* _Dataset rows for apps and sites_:
[Start of section]
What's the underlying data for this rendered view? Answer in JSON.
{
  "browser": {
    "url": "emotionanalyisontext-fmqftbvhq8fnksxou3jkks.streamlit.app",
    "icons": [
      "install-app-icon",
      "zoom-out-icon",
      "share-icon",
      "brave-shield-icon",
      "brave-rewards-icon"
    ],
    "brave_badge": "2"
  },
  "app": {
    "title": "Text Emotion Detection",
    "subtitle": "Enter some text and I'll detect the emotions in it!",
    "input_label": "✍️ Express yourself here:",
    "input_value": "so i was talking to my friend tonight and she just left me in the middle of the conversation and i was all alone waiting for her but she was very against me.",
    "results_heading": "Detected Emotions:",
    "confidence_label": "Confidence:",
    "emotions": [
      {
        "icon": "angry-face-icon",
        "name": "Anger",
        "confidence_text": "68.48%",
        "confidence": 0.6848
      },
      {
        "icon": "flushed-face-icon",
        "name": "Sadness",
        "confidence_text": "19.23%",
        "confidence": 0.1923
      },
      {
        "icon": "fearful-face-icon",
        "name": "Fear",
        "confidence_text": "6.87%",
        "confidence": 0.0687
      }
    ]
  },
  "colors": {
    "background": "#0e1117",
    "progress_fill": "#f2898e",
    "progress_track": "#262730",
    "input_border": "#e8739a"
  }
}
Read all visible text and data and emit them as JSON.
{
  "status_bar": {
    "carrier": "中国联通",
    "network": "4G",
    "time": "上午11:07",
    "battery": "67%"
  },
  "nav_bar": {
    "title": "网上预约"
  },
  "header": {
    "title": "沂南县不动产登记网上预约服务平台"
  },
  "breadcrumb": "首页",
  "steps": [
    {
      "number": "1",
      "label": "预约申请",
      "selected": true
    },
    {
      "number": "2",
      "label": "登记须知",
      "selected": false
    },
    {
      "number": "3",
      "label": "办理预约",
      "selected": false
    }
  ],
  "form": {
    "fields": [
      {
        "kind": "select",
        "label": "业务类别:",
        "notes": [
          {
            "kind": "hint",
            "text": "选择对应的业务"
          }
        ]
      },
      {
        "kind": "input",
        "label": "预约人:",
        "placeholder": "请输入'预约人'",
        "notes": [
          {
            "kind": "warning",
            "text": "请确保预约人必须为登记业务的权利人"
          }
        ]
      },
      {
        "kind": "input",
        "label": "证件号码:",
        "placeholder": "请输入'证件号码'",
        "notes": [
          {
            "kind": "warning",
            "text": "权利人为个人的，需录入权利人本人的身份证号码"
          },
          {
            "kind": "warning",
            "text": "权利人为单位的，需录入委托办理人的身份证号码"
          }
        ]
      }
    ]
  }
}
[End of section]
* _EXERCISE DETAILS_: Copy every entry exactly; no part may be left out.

* _RESULT OF THIS EXERCISE_:
What's the underlying data for this rendered view? Answer in JSON.
{
  "browser": {
    "url": "emotionanalyisontext-fmqftbvhq8fnksxou3jkks.streamlit.app",
    "icons": [
      "install-app-icon",
      "zoom-out-icon",
      "share-icon",
      "brave-shield-icon",
      "brave-rewards-icon"
    ],
    "brave_badge": "2"
  },
  "app": {
    "title": "Text Emotion Detection",
    "subtitle": "Enter some text and I'll detect the emotions in it!",
    "input_label": "✍️ Express yourself here:",
    "input_value": "so i was talking to my friend tonight and she just left me in the middle of the conversation and i was all alone waiting for her but she was very against me.",
    "results_heading": "Detected Emotions:",
    "confidence_label": "Confidence:",
    "emotions": [
      {
        "icon": "angry-face-icon",
        "name": "Anger",
        "confidence_text": "68.48%",
        "confidence": 0.6848
      },
      {
        "icon": "flushed-face-icon",
        "name": "Sadness",
        "confidence_text": "19.23%",
        "confidence": 0.1923
      },
      {
        "icon": "fearful-face-icon",
        "name": "Fear",
        "confidence_text": "6.87%",
        "confidence": 0.0687
      }
    ]
  },
  "colors": {
    "background": "#0e1117",
    "progress_fill": "#f2898e",
    "progress_track": "#262730",
    "input_border": "#e8739a"
  }
}
Read all visible text and data and emit them as JSON.
{
  "status_bar": {
    "carrier": "中国联通",
    "network": "4G",
    "time": "上午11:07",
    "battery": "67%"
  },
  "nav_bar": {
    "title": "网上预约"
  },
  "header": {
    "title": "沂南县不动产登记网上预约服务平台"
  },
  "breadcrumb": "首页",
  "steps": [
    {
      "number": "1",
      "label": "预约申请",
      "selected": true
    },
    {
      "number": "2",
      "label": "登记须知",
      "selected": false
    },
    {
      "number": "3",
      "label": "办理预约",
      "selected": false
    }
  ],
  "form": {
    "fields": [
      {
        "kind": "select",
        "label": "业务类别:",
        "notes": [
          {
            "kind": "hint",
            "text": "选择对应的业务"
          }
        ]
      },
      {
        "kind": "input",
        "label": "预约人:",
        "placeholder": "请输入'预约人'",
        "notes": [
          {
            "kind": "warning",
            "text": "请确保预约人必须为登记业务的权利人"
          }
        ]
      },
      {
        "kind": "input",
        "label": "证件号码:",
        "placeholder": "请输入'证件号码'",
        "notes": [
          {
            "kind": "warning",
            "text": "权利人为个人的，需录入权利人本人的身份证号码"
          },
          {
            "kind": "warning",
            "text": "权利人为单位的，需录入委托办理人的身份证号码"
          }
        ]
      }
    ]
  }
}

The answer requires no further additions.